▸ How to complete this task
Locate the string "photo" in the listing below. Copy every line where it is found.

▸ Data records
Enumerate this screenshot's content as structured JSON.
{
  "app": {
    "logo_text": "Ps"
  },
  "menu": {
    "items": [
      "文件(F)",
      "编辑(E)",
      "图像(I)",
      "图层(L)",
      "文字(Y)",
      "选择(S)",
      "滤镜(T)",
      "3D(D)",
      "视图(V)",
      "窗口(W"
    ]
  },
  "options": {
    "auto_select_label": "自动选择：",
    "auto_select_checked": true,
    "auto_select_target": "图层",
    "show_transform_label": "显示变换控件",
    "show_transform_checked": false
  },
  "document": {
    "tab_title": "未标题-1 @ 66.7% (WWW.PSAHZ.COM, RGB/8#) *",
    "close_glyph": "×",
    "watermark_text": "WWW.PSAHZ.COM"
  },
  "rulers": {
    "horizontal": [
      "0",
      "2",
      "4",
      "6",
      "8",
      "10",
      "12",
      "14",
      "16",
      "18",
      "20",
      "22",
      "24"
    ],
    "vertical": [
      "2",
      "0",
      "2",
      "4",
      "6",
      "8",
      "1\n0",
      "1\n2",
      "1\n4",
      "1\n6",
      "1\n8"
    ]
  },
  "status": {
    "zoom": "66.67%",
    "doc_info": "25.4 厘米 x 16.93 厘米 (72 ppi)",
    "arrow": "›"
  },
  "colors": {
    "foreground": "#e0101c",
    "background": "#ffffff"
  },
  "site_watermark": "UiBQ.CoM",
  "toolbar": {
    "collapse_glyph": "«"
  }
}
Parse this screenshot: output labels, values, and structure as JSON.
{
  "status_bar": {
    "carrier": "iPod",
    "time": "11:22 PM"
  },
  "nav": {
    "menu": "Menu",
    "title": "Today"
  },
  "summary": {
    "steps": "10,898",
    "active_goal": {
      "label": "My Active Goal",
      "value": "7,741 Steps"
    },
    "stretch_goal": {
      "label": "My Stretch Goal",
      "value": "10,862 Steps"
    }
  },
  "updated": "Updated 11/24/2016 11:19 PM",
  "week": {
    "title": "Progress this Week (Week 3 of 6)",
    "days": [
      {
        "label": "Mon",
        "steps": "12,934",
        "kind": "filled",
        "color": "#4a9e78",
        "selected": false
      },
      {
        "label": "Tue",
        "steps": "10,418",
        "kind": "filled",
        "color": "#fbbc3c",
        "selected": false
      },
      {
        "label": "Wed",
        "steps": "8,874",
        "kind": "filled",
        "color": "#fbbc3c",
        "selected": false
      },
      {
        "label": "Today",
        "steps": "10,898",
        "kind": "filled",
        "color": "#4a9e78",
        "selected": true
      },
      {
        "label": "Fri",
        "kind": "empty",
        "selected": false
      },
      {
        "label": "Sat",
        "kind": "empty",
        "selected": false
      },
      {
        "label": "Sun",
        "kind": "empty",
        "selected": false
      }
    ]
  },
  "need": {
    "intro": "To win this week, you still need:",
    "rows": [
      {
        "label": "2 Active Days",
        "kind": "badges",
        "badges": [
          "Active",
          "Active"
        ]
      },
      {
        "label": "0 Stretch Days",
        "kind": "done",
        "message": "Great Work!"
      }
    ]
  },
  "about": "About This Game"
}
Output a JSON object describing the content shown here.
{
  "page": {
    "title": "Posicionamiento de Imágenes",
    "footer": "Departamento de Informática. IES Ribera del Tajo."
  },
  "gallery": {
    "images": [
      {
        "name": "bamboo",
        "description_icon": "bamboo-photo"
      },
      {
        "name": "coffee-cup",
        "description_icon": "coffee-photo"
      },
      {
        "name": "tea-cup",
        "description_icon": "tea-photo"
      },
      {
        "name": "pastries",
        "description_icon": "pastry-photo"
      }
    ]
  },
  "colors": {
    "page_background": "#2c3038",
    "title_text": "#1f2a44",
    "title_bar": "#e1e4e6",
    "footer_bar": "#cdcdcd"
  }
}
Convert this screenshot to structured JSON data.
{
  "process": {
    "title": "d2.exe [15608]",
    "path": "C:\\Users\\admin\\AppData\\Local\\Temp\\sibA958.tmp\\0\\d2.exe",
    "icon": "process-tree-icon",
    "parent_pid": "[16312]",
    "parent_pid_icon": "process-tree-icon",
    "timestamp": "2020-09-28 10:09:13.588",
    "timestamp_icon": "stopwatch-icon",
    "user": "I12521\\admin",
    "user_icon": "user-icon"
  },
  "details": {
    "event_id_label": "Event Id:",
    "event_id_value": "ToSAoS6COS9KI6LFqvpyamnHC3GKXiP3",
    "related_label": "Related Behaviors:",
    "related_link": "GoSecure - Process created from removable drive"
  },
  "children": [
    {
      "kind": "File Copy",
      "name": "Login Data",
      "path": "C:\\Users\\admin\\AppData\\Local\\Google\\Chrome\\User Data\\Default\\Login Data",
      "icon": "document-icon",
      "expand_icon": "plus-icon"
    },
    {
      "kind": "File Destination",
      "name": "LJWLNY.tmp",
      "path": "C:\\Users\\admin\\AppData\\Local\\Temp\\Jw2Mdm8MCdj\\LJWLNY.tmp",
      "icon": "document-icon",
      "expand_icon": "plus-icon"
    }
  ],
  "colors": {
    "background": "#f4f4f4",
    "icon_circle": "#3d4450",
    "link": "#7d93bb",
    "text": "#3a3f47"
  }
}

▸ Exercise response
        "description_icon": "bamboo-photo"
        "description_icon": "coffee-photo"
        "description_icon": "tea-photo"
        "description_icon": "pastry-photo"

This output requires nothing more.